* _Work order_:
The answer must be one number: how many lines in the records below contain the string "icon".

[Extracted entries — start]

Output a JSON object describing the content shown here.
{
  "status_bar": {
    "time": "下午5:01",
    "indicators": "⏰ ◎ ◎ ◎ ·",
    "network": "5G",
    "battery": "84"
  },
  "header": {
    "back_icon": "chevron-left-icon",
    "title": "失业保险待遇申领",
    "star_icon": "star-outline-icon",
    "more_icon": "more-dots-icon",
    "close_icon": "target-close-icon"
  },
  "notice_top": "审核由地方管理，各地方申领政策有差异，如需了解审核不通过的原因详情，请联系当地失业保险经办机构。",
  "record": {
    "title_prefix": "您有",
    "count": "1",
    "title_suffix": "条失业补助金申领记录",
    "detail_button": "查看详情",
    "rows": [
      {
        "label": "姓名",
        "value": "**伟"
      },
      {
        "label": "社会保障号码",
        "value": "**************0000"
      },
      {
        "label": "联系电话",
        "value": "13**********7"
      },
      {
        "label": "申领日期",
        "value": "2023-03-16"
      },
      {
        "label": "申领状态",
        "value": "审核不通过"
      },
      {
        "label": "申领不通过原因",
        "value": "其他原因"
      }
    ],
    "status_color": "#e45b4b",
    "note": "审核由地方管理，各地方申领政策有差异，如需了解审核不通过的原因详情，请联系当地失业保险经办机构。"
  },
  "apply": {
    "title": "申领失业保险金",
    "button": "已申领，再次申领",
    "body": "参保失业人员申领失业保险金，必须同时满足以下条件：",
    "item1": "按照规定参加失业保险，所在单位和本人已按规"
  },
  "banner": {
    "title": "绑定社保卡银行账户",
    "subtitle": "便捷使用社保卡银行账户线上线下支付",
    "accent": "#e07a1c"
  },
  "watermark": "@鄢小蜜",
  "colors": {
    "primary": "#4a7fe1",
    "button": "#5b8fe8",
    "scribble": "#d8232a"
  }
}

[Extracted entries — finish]

* _Output of the exercise_:
4